Joseph Rainmound said...

thats not a realistic solution for most parents in the framework they're given today. parents are told by both Deaf/ASL advocates and ci doctors that the best solution for their child is early communication. for two parents who don't know ASL at all, CI will be very tempting (how else can their friends, family, etc. be involved in the child's life?)

yeah, it's pretty hardcore surgery. but parents are told this is the best option. it reminds me of when my mom was told that if she allowed me to learn ASL I would become retarded. and it will be very hard to convince a parent to take steps which might result in their child being harmed (according to what doctors say.)

is it true? no. I believe that since it's impossible to tell whether the results of the surgery are worth it, the child should be given ASL access as a child and allowed to make the decision itself when it gets older.

but yeah, ASL is cheaper than the surgery by far, since it's really repeat surgery.

Anonymous said...

Solar-rechargeable hearing aids exist... in Africa.

http://www.worldchanging.com/archives/004029.html

Pam said...

From a hearing person's point of view, I'd say that ASL is not only cheaper, but also fun and interesting to learn (certainly more fun than having one's child get surgery). And it's a language for goodness' sake. Who in their right mind would say 'no' to the opportunity of learning a new language?
Out of curiosity, what proportion of the doctors recommending CI are actually Deaf or have extensive first-hand experience with Deaf issues?
Cheers

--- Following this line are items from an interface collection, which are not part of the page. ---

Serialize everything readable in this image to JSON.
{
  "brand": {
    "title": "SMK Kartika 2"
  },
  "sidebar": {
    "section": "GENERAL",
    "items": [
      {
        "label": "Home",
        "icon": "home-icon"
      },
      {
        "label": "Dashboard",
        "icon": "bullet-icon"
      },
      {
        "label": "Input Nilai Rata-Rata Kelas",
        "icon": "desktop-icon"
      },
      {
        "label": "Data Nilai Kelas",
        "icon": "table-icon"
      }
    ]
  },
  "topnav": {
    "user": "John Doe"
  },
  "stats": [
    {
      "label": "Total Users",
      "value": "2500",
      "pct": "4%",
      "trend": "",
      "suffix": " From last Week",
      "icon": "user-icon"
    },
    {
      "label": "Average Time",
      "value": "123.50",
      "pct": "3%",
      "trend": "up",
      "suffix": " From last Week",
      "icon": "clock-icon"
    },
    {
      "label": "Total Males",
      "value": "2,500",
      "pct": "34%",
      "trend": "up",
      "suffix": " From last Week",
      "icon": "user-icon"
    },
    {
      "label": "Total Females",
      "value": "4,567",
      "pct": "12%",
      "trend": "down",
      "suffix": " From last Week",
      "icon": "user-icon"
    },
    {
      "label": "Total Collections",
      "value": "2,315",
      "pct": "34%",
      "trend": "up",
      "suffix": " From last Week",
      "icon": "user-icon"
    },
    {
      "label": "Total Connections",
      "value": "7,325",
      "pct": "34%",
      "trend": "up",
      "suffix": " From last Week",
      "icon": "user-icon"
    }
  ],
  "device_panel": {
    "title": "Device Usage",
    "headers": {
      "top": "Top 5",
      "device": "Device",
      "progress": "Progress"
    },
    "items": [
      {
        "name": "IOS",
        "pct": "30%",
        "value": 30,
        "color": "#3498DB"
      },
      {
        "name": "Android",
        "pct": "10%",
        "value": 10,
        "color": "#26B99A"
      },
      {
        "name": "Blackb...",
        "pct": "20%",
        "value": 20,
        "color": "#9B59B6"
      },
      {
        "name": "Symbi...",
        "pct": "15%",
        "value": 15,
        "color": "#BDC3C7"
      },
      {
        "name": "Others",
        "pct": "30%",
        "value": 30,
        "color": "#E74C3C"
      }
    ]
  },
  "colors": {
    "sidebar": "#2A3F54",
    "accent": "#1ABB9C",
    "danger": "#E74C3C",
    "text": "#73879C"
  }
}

Joseph Rainmound said...

Pam,

thanks for your comments. I wonder if you've thought of the following:

*health insurance pays for CImplantation. It does not pay for ASL classes which can run you quite a bit (my partner's paying $250 for six weeks.

*ASL classes aren't available everywhere.

*some parents do not have the leisure time or money for child care; some work more than one job and don't have the time for class at all. Some can't afford the extra gas that month, much less the cash.

I agree you're correct that ASL is the best option, but again, it's pretty damn expensive... when the CI is miraculously totally covered by most insurance companies. (Hearing aids aren't, anymore, if they ever were.) It's also tough for poor families to access.

Pam said...

I am sorry, I had NO IDEA CIs were covered and ASL classes for those who need them aren't (it seems a bit backwards). This fact alone tells a lot. So much for giving people a choice!
Thanks for educating me (I'll shut up now)

Joseph Rainmound said...

Pam,

PLEASE don't apologize! I'm very glad you brought it up because a lot of people don't understand that point.

Right now I have a 13-year-old hearing aid and cannot afford new ones. Insurance doesn't cover it, and the cost in the thousands for the good tech. These were a contribution from the Lions Club at a time when my mother was struggling through two jobs to make ends meet, and I am very grateful for them.

breenie said...

Agreed, your posts are well intentioned, Pam.

I had to choose my eyeglasses prescription coverage over hearing aids. I still haven't fixed my hearing aids for few months now. *sigh*

ASL is more widely accepted now and with sprinkles of deaf culture and history, hopefully people will be more educated when it comes to their kids should they be deaf.

John said...

Many parents were informed by the Doctor who influenced their decision to have cochlear implants ... and no mention of British Sign Language or little mention ...

some deaf organisations choose "up to the parent decision" made me mad about it. The parents do need enough information ...

more cochlear implant businesses get bigger, and bigger and become globalization business, want more money, profits etc...

they dont care about deaf children who grew up and realised it is too late ... they got cochlear implants ...

now more parents want TWO cochlear implants for each child - what is wrong with these hearing people?

deaf children do have their own say in this matter ... they do have human rights.

http://deafpositive.blogspot.com